▸ Task
Images in the data are to be skipped, while every line is restated exactly as written.

───── Exercise inputs

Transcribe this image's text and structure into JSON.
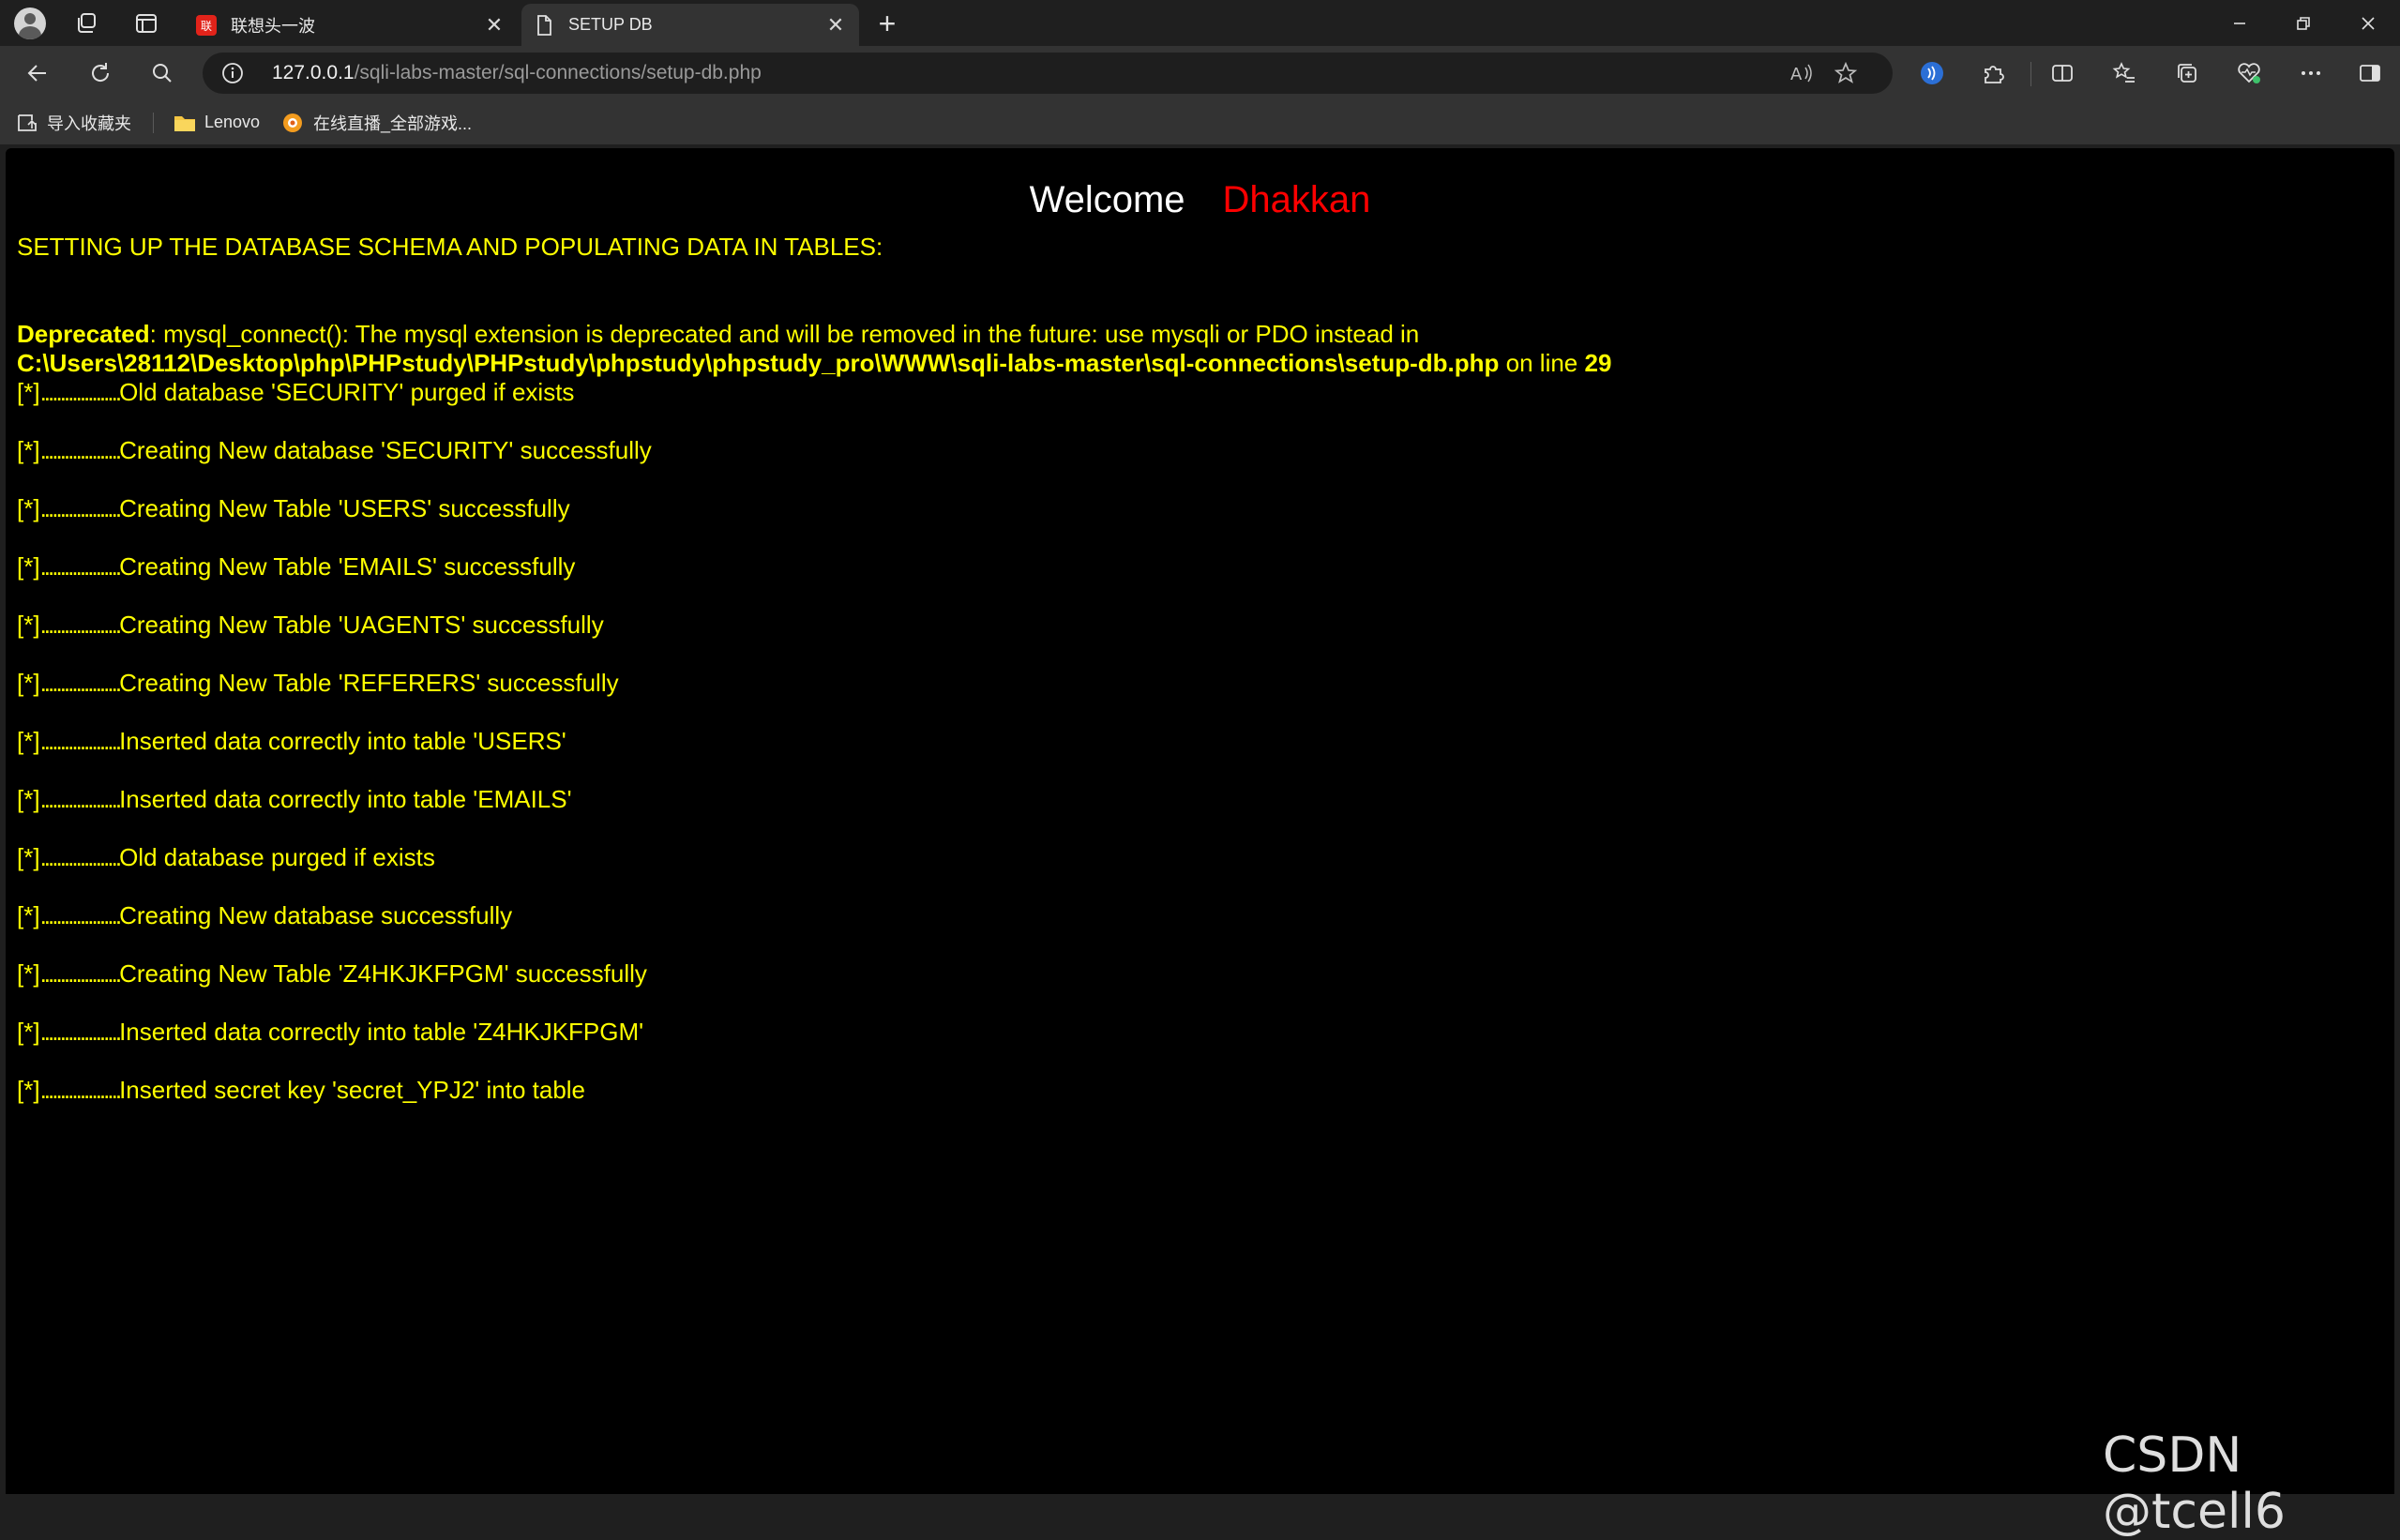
{
  "browser": {
    "tabs": [
      {
        "title": "联想头一波",
        "active": false
      },
      {
        "title": "SETUP DB",
        "active": true
      }
    ],
    "url_host": "127.0.0.1",
    "url_path": "/sqli-labs-master/sql-connections/setup-db.php",
    "bookmarks": [
      {
        "label": "导入收藏夹",
        "icon": "import-icon"
      },
      {
        "label": "Lenovo",
        "icon": "folder-icon"
      },
      {
        "label": "在线直播_全部游戏...",
        "icon": "site-icon"
      }
    ]
  },
  "page": {
    "welcome_word": "Welcome",
    "welcome_name": "Dhakkan",
    "heading": "SETTING UP THE DATABASE SCHEMA AND POPULATING DATA IN TABLES:",
    "deprecated": {
      "label": "Deprecated",
      "message": ": mysql_connect(): The mysql extension is deprecated and will be removed in the future: use mysqli or PDO instead in",
      "path": "C:\\Users\\28112\\Desktop\\php\\PHPstudy\\PHPstudy\\phpstudy\\phpstudy_pro\\WWW\\sqli-labs-master\\sql-connections\\setup-db.php",
      "online": " on line ",
      "line": "29"
    },
    "log_prefix": "[*]",
    "log_dots": "....................",
    "log": [
      "Old database 'SECURITY' purged if exists",
      "Creating New database 'SECURITY' successfully",
      "Creating New Table 'USERS' successfully",
      "Creating New Table 'EMAILS' successfully",
      "Creating New Table 'UAGENTS' successfully",
      "Creating New Table 'REFERERS' successfully",
      "Inserted data correctly into table 'USERS'",
      "Inserted data correctly into table 'EMAILS'",
      "Old database purged if exists",
      "Creating New database successfully",
      "Creating New Table 'Z4HKJKFPGM' successfully",
      "Inserted data correctly into table 'Z4HKJKFPGM'",
      "Inserted secret key 'secret_YPJ2' into table"
    ]
  },
  "watermark": "CSDN @tcell6",
  "colors": {
    "page_bg": "#000000",
    "text_yellow": "#ffff00",
    "name_red": "#ff0000",
    "chrome_dark": "#1f1f1f",
    "chrome_mid": "#333333"
  }
}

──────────

▸ Your response
Transcribe this image's text and structure into JSON.
{
  "browser": {
    "tabs": [
      {
        "title": "联想头一波",
        "active": false
      },
      {
        "title": "SETUP DB",
        "active": true
      }
    ],
    "url_host": "127.0.0.1",
    "url_path": "/sqli-labs-master/sql-connections/setup-db.php",
    "bookmarks": [
      {
        "label": "导入收藏夹",
        "icon": "import-icon"
      },
      {
        "label": "Lenovo",
        "icon": "folder-icon"
      },
      {
        "label": "在线直播_全部游戏...",
        "icon": "site-icon"
      }
    ]
  },
  "page": {
    "welcome_word": "Welcome",
    "welcome_name": "Dhakkan",
    "heading": "SETTING UP THE DATABASE SCHEMA AND POPULATING DATA IN TABLES:",
    "deprecated": {
      "label": "Deprecated",
      "message": ": mysql_connect(): The mysql extension is deprecated and will be removed in the future: use mysqli or PDO instead in",
      "path": "C:\\Users\\28112\\Desktop\\php\\PHPstudy\\PHPstudy\\phpstudy\\phpstudy_pro\\WWW\\sqli-labs-master\\sql-connections\\setup-db.php",
      "online": " on line ",
      "line": "29"
    },
    "log_prefix": "[*]",
    "log_dots": "....................",
    "log": [
      "Old database 'SECURITY' purged if exists",
      "Creating New database 'SECURITY' successfully",
      "Creating New Table 'USERS' successfully",
      "Creating New Table 'EMAILS' successfully",
      "Creating New Table 'UAGENTS' successfully",
      "Creating New Table 'REFERERS' successfully",
      "Inserted data correctly into table 'USERS'",
      "Inserted data correctly into table 'EMAILS'",
      "Old database purged if exists",
      "Creating New database successfully",
      "Creating New Table 'Z4HKJKFPGM' successfully",
      "Inserted data correctly into table 'Z4HKJKFPGM'",
      "Inserted secret key 'secret_YPJ2' into table"
    ]
  },
  "watermark": "CSDN @tcell6",
  "colors": {
    "page_bg": "#000000",
    "text_yellow": "#ffff00",
    "name_red": "#ff0000",
    "chrome_dark": "#1f1f1f",
    "chrome_mid": "#333333"
  }
}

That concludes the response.